Qatar promised the State Department it would not give more money to Hamas
The Obama administration is pressing for the Qatari government to remain a chief broker in the Israeli-Palestinian peace process despite the country’s longstanding financial support for the terror group Hamas, according to recent correspondence from the State Department to lawmakers on Capitol Hill.
Qatar—which has come under harsh criticism by lawmakers in recent months due to its longtime financial support for Hamas—has promised the Obama administration that it will not allow the terror group to benefit from a new $150 million cash infusion that is meant to go toward reconstruction efforts in the Gaza Strip, according to the letter.
The Obama administration will maintain its close ties with Qatar and push for it to have a key role in the tenuous peace process, despite protestations from lawmakers on Capitol Hill who say that the country cannot be trusted due to its close ties to Hamas, according to the letter sent by State Department officials late last month to Rep. Peter Roskam (R., Ill.).
Although Qatar has pledged in past years to give Hamas at least $400 million in aid, it has assured the United States that the next $150 million sent to the Palestinians will not make its way to the terror group.
“Qatar has pledged financial support that would be directed to the Palestinian people in Gaza,” Julia Frifield, an assistant secretary for legislative affairs at the State Department, informed Roskam in a Nov. 21 letter. “Qatar assured us that its assistance would not go to Hamas. We continue to interact closely with the government of Qatar and will reinforce that such assistance should not go to Hamas.”
The Obama administration in turn will continue to rely on Qatar to serve a role in the peace process and to engage with Hamas, according to the letter.
“Qatar has said it wants to help bring about a cease fire to the ongoing hostilities in Israel and Gaza,” the letter states. “The Qatari government has engaged with Hamas to this end.”
While the United States still regards Hamas as a terrorist organization, “We need countries that have leverage over the leaders of Hamas to help put a ceasefire in place,” Frifield wrote. “Qatar may be able to play that role as it has done in the past.”
Lawmakers and experts remain dubious that Qatar can be taken at its word given its robust support for Hamas in the past.
“It’s an indisputable fact that Qatar has become the chief sponsor of Hamas—an internationally recognized terrorist organization committed to the destruction of Israel,” Roskam said earlier this year after he petitioned the administration to reassess its close ties to Qatar.
“With Qatar’s financial backing, Hamas continues to indiscriminately launch thousands of rockets at our ally Israel,” Roskam said. “The Obama administration must explain its working partnership with a country that so brazenly funds terrorism right before our eyes, even going so far as turning to Qatar to help broker a ceasefire between Hamas and Israel.”
The administration cannot blindly trust Qatar to cut its close ties with Hamas, said one senior congressional aide who works on the issue.

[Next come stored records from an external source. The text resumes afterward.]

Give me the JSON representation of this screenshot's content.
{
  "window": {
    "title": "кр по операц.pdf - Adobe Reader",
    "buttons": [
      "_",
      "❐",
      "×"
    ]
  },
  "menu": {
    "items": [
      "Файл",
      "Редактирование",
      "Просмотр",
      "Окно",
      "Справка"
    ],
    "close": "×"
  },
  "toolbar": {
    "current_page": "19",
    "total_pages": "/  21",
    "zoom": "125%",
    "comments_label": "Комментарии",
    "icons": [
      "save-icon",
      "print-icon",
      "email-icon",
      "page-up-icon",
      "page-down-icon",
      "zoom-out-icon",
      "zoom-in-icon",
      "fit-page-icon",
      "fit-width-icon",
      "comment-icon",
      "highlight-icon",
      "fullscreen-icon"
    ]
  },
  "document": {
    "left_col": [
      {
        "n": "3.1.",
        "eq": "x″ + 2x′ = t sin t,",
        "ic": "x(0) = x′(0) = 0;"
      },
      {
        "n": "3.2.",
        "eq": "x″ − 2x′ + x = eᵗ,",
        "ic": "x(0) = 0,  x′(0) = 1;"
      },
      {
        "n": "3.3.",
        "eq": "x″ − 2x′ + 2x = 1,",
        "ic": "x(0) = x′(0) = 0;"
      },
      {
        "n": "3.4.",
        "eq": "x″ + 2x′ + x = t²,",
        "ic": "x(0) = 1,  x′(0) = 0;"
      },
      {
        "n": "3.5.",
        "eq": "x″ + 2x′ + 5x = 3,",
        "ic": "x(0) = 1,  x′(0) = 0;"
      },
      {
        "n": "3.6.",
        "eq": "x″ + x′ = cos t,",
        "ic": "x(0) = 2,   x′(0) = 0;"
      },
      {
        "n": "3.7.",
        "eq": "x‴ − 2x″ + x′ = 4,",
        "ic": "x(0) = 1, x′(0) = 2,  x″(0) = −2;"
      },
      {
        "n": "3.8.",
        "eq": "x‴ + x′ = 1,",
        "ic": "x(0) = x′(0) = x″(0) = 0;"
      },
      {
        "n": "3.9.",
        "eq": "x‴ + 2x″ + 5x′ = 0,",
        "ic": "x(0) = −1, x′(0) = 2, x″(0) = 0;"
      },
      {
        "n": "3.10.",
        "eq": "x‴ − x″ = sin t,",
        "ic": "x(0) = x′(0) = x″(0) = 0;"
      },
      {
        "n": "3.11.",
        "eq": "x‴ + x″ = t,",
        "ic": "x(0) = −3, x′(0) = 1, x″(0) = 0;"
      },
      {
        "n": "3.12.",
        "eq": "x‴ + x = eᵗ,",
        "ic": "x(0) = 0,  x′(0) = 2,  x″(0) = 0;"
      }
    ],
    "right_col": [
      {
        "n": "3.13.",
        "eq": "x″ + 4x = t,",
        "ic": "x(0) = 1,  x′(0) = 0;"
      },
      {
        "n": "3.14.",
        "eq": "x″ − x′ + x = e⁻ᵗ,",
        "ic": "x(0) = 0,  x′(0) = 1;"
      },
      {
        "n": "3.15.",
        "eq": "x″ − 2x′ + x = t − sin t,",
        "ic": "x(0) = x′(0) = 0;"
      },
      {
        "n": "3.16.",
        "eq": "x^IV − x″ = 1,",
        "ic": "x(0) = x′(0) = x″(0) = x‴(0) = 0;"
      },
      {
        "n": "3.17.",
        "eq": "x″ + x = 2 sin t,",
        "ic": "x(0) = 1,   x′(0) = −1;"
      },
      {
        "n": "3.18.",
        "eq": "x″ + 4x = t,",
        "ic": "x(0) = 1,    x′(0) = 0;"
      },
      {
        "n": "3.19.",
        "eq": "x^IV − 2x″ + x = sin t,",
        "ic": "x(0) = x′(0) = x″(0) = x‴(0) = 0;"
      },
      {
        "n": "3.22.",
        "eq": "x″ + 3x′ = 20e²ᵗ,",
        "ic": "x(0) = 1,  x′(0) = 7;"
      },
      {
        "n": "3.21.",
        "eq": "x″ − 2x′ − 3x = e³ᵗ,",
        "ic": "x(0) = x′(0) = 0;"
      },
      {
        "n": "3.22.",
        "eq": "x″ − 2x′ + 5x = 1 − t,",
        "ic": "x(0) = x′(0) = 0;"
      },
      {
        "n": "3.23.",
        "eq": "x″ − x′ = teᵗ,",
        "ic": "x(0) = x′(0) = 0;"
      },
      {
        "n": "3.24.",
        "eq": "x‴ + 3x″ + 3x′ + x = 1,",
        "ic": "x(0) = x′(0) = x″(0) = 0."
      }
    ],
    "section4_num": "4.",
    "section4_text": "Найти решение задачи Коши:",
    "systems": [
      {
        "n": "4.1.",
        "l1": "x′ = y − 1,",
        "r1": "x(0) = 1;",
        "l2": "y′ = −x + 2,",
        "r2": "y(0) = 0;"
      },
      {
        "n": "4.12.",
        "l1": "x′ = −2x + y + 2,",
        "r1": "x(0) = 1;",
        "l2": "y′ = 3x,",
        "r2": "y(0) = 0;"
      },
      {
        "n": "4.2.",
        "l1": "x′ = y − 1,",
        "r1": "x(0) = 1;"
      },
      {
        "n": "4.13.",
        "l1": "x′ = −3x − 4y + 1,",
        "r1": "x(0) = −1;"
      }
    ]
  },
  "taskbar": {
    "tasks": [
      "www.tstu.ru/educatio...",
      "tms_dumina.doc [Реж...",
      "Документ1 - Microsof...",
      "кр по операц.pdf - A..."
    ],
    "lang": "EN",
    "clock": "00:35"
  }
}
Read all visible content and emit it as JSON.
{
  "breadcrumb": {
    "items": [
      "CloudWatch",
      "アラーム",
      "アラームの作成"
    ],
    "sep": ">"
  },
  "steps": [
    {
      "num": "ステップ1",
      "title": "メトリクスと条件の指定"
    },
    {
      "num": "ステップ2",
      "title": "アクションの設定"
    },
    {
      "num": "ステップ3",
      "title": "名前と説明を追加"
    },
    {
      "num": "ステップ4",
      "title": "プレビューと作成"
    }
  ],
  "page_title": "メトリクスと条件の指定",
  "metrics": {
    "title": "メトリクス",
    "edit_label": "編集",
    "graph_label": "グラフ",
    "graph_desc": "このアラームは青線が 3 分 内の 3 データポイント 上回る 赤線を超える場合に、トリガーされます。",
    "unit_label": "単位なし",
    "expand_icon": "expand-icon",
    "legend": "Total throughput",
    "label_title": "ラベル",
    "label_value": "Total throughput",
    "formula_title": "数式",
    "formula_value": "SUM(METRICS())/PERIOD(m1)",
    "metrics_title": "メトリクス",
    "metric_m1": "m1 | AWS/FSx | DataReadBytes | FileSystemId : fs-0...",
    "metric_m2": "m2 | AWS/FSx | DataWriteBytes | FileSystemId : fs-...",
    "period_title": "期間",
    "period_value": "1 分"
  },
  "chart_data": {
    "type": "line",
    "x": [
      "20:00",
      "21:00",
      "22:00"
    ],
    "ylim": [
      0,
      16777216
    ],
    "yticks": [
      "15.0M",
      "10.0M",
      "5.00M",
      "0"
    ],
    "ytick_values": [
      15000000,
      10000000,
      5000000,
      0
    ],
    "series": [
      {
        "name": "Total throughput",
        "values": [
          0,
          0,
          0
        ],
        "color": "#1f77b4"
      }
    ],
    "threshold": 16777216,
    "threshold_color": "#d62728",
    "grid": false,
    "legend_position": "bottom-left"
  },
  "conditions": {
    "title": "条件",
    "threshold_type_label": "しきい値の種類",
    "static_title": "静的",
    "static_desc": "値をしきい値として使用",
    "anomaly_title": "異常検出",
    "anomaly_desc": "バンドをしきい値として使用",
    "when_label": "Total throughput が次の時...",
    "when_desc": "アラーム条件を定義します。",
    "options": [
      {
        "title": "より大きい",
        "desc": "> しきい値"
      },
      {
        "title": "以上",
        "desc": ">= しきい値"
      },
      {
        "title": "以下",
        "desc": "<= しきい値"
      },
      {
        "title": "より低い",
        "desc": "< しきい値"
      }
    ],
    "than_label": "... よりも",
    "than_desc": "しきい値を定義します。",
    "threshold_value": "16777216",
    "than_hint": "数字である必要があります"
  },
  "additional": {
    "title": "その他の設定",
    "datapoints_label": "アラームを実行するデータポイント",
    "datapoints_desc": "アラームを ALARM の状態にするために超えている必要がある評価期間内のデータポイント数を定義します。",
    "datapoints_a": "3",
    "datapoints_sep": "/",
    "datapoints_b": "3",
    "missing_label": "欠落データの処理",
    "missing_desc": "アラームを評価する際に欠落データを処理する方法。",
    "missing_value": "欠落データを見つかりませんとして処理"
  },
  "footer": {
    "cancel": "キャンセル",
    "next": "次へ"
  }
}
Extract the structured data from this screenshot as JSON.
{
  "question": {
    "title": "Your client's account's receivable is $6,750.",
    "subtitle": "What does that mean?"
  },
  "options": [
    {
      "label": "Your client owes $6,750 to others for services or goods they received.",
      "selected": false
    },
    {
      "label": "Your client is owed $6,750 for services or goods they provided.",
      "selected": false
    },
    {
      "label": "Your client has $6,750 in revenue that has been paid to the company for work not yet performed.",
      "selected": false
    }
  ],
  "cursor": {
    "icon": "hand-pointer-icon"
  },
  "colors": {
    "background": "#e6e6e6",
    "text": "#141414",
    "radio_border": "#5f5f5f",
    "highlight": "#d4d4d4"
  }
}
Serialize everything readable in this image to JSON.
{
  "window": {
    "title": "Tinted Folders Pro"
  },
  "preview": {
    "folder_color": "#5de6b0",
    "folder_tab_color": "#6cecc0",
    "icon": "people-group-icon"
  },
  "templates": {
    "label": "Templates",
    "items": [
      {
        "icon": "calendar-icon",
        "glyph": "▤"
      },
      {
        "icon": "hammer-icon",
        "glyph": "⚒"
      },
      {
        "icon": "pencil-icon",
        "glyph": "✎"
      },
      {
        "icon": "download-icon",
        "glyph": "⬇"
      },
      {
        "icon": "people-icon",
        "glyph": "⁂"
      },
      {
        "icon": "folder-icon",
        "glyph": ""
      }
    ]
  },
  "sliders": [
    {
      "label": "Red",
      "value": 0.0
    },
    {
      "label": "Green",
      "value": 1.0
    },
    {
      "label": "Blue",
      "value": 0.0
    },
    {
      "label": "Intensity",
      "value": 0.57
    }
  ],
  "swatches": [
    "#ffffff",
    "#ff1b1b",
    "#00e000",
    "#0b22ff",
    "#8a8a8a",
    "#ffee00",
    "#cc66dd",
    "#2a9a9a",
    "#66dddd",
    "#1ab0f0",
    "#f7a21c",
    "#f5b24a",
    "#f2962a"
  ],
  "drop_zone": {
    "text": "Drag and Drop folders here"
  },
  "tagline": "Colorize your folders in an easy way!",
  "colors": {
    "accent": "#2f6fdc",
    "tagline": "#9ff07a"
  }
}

“It appears the administration is willing to take Qatar for its word on funding some of the world’s most dangerous terrorist organizations, and the notion that Qatar can simultaneously fund Hamas and help broker and Israeli-Palestinian peace treaty is laughable,” the source said. “Congress is intent on holding the Qataris responsible for their illegal behavior and send a message that under no circumstances should the United States tolerate such brazen support for terrorism.”
The State Department maintains that Qatar shares President Obama’s views about the Middle East peace process.
“Qatar has welcomed President Obama’s commitment to a solution to the Israeli-Palestinian conflict and shares the view that such a solution would advance security, prosperity, and stability in the Middle East,” the letter states.
In addition to its role in the peace process, the administration believes that Qatar can help in the international fight against terrorism and groups such as the Islamic State (IS).
“We remain strongly committed to working with Qatar to confront ongoing terrorist financing and advance our shared regional goals,” the State Department told Roskam, noting that more than 8,500 U.S. troops are housed at the country’s Al Udeid Air Base.
“We also have a productive relationship with Qatar on key regional issues ranging from Syria to Iran,” the State Department wrote.